The Church teaches us that Advent is a time of joyous anticipation, but also of penance and preparation for the great Christmas feast:

When the Church celebrates the liturgy of Advent each year, she makes present this ancient expectancy of the Messiah, for by sharing in the long preparation for the Saviour’s first coming, the faithful renew their ardent desire for his second coming. By celebrating [John the Baptist’s] birth and martyrdom, the Church unites herself to his desire: “He must increase, but I must decrease” (Catechism of Catholic Church no. 524)

Fasting and other forms of penance, such as prayer and almsgiving, help to purify our hearts and prepare us for the celebration of Christmas (cf. Catechism of Catholic Church no. 1434).

The Church celebrates Christmas from Christmas Day until the Solemnity of the Epiphany, which commemorates the manifestation of Christ as the Saviour of the whole world (cf. Matthew 2:1-12).

The Advent wreath, which has German origins, is probably the most recognized Advent custom. It symbolizes the many years from Adam to Christ in which the world awaited its Redeemer; it also represents the years that we have awaited His second and final coming. The wreath holds four equally spaced candles, the three purple ones lit on the “penitential” Sundays and a pink one for Gaudete, the joyful third Sunday in Advent. Like Lent, Advent is a penitential season,  But on Gaudete Sunday, having passed the midpoint of Advent, the Church lightens the mood a little, the change in colour provides us with encouragement to continue our spiritual preparation – especially prayer and fasting – for Christmas.

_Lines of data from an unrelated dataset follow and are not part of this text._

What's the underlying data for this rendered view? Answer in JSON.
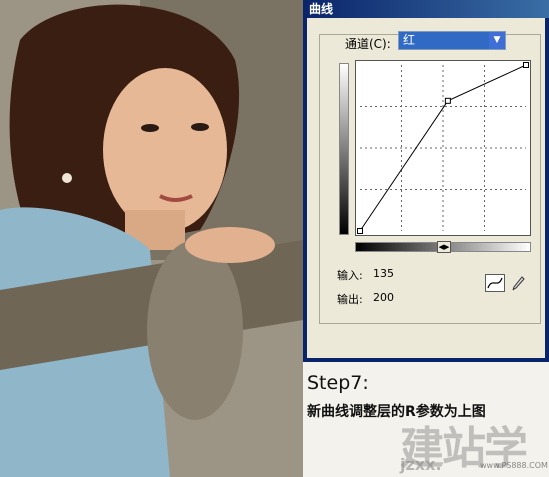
{
  "dialog": {
    "title": "曲线",
    "channel_label": "通道(C):",
    "channel_value": "红",
    "input_label": "输入:",
    "input_value": "135",
    "output_label": "输出:",
    "output_value": "200"
  },
  "curve": {
    "points": [
      [
        0,
        0
      ],
      [
        135,
        200
      ],
      [
        255,
        255
      ]
    ],
    "range": [
      0,
      255
    ]
  },
  "caption": {
    "step_title": "Step7:",
    "step_description": "新曲线调整层的R参数为上图"
  },
  "watermark": {
    "large_text": "建站学",
    "url_text": "jzxx.",
    "small_text": "www.PS888.COM"
  },
  "colors": {
    "title_bar": "#0a246a",
    "dialog_bg": "#ece9d8",
    "select_highlight": "#316ac5"
  }
}
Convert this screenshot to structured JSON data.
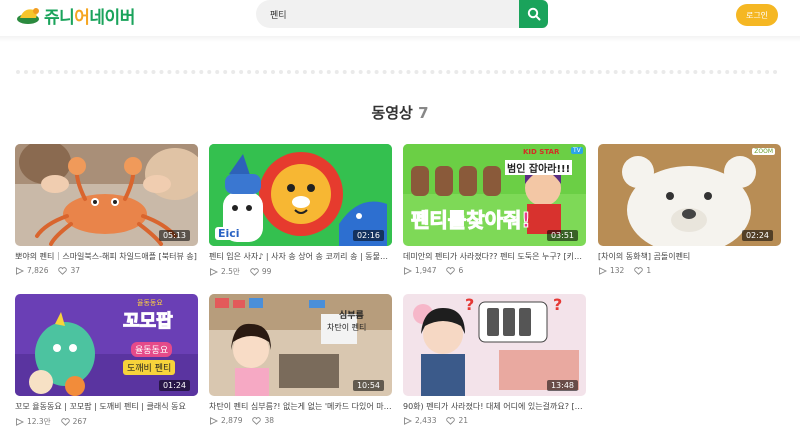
{
  "header": {
    "logo_text_part1": "쥬니",
    "logo_text_part2": "어",
    "logo_text_part3": "네이버",
    "search_value": "펜티",
    "search_icon": "search-icon",
    "login_label": "로그인"
  },
  "section": {
    "title": "동영상",
    "count": "7"
  },
  "videos": [
    {
      "title": "뽀야의 펜티｜스마일북스-해피 차일드애플 [북터뷰 송]",
      "views": "7,826",
      "likes": "37",
      "duration": "05:13"
    },
    {
      "title": "펜티 입은 사자♪ | 사자 송 상어 송 코끼리 송 | 동물동요 ...",
      "views": "2.5만",
      "likes": "99",
      "duration": "02:16"
    },
    {
      "title": "데미안의 펜티가 사라졌다?? 펜티 도둑은 누구? [키즈...",
      "views": "1,947",
      "likes": "6",
      "duration": "03:51"
    },
    {
      "title": "[차이의 동화책] 곰돌이펜티",
      "views": "132",
      "likes": "1",
      "duration": "02:24"
    },
    {
      "title": "꼬모 율동동요 | 꼬모팝 | 도깨비 펜티 | 클래식 동요",
      "views": "12.3만",
      "likes": "267",
      "duration": "01:24"
    },
    {
      "title": "차탄이 펜티 심부름?! 없는게 없는 '메카드 다있어 마트'...",
      "views": "2,879",
      "likes": "38",
      "duration": "10:54"
    },
    {
      "title": "90화) 펜티가 사라졌다! 대체 어디에 있는걸까요? [멈마...",
      "views": "2,433",
      "likes": "21",
      "duration": "13:48"
    }
  ],
  "thumb_text": {
    "t2_logo": "Eici",
    "t3_banner": "KID STAR",
    "t3_tv": "TV",
    "t3_headline": "범인 잡아라!!!",
    "t3_big": "펜티를찾아줘!",
    "t4_brand": "ZOOM",
    "t5_top": "율동동요",
    "t5_title": "꼬모팝",
    "t5_sub1": "율동동요",
    "t5_sub2": "도깨비 펜티",
    "t6_line1": "심부름",
    "t6_line2": "차탄이 펜티"
  },
  "colors": {
    "accent_green": "#1aa35b",
    "login_yellow": "#f5b723"
  }
}
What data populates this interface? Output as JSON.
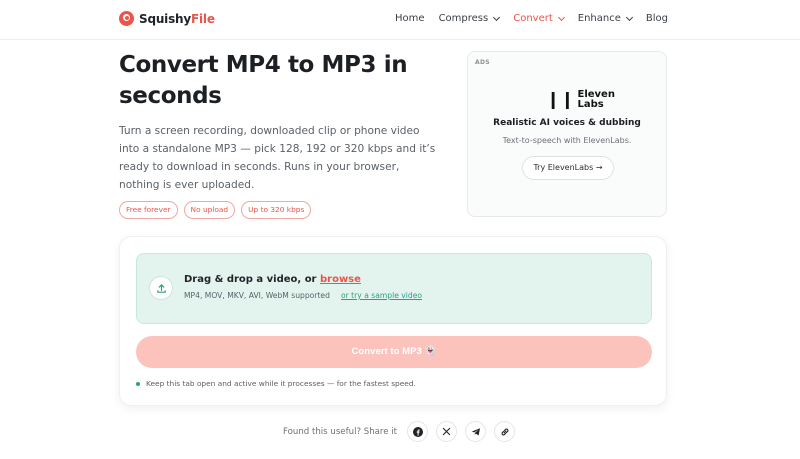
{
  "brand": {
    "name_part1": "Squishy",
    "name_part2": "File"
  },
  "nav": {
    "home": "Home",
    "compress": "Compress",
    "convert": "Convert",
    "enhance": "Enhance",
    "blog": "Blog"
  },
  "hero": {
    "title": "Convert MP4 to MP3 in seconds",
    "description": "Turn a screen recording, downloaded clip or phone video into a standalone MP3 — pick 128, 192 or 320 kbps and it’s ready to download in seconds. Runs in your browser, nothing is ever uploaded.",
    "pills": [
      "Free forever",
      "No upload",
      "Up to 320 kbps"
    ]
  },
  "ad": {
    "tag": "ADS",
    "logo_line1": "Eleven",
    "logo_line2": "Labs",
    "headline": "Realistic AI voices & dubbing",
    "subtext": "Text-to-speech with ElevenLabs.",
    "cta": "Try ElevenLabs →"
  },
  "converter": {
    "drop_title": "Drag & drop a video, or ",
    "browse": "browse",
    "formats": "MP4, MOV, MKV, AVI, WebM supported",
    "sample_link": "or try a sample video",
    "convert_button": "Convert to MP3 👻",
    "hint": "Keep this tab open and active while it processes — for the fastest speed."
  },
  "share": {
    "label": "Found this useful? Share it"
  },
  "colors": {
    "accent": "#e8564b",
    "teal": "#2aa185",
    "drop_bg": "#e3f4ee",
    "button_disabled": "#fcc3bd"
  }
}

The season of Christmas runs from Evening Prayer I of Christmas until the Sunday after Epiphany or after 6 January, inclusive.

The Mass of the vigil of Christmas is used in the evening of 24 December, either before or after Evening Prayer I. On Christmas itself, following an ancient tradition of Rome, three Masses may be celebrated: namely, the Mass at Midnight, the Mass at Dawn, and the Mass during the Day. Sacred Congregation of Divine Worship, General Norms for the Liturgical Year and the Calendar, n. 32-34″

The Christmas season is a time for giving thanks for the birth of Our Lord Jesus Christ. Christmas celebrates the Incarnation, God becoming human, like us in all things except sin.

The Octave of Christmas begins on Christmas Day and extends until the solemnity of Mary Mother of God on 1 January.

There are some major feasts during the octave:

  • 26 December is the feast of Saint Stephen, First Martyr;
  • 27 December is the feast of Saint John, Apostle and Evangelist;
  • 28 December is the feast of the Holy Innocents;
  • Sunday within the octave is the feast of the Holy Family of Jesus, Mary,and Joseph.  This is celebrated on 30 December if there is no Sunday in the octave.

The season of Christmas extends from the vigil on Christmas Eve to the Monday after the Solemnity of the Baptism of the Lord. In Singapore the Epiphany is celebrated on the Sunday closest to 6 January, and the Baptism of the Lord on the Sunday after the Epiphany.

The Epiphany commemorates the visit of the three wise men to Jesus, and symbolises his recognition by all nations and peoples as foretold in the scriptures. It is the end point of the traditional ‘Twelve Days of Christmas’.

The liturgical colour of the Christmas season is white, which symbolises light and the joyfulness of the season.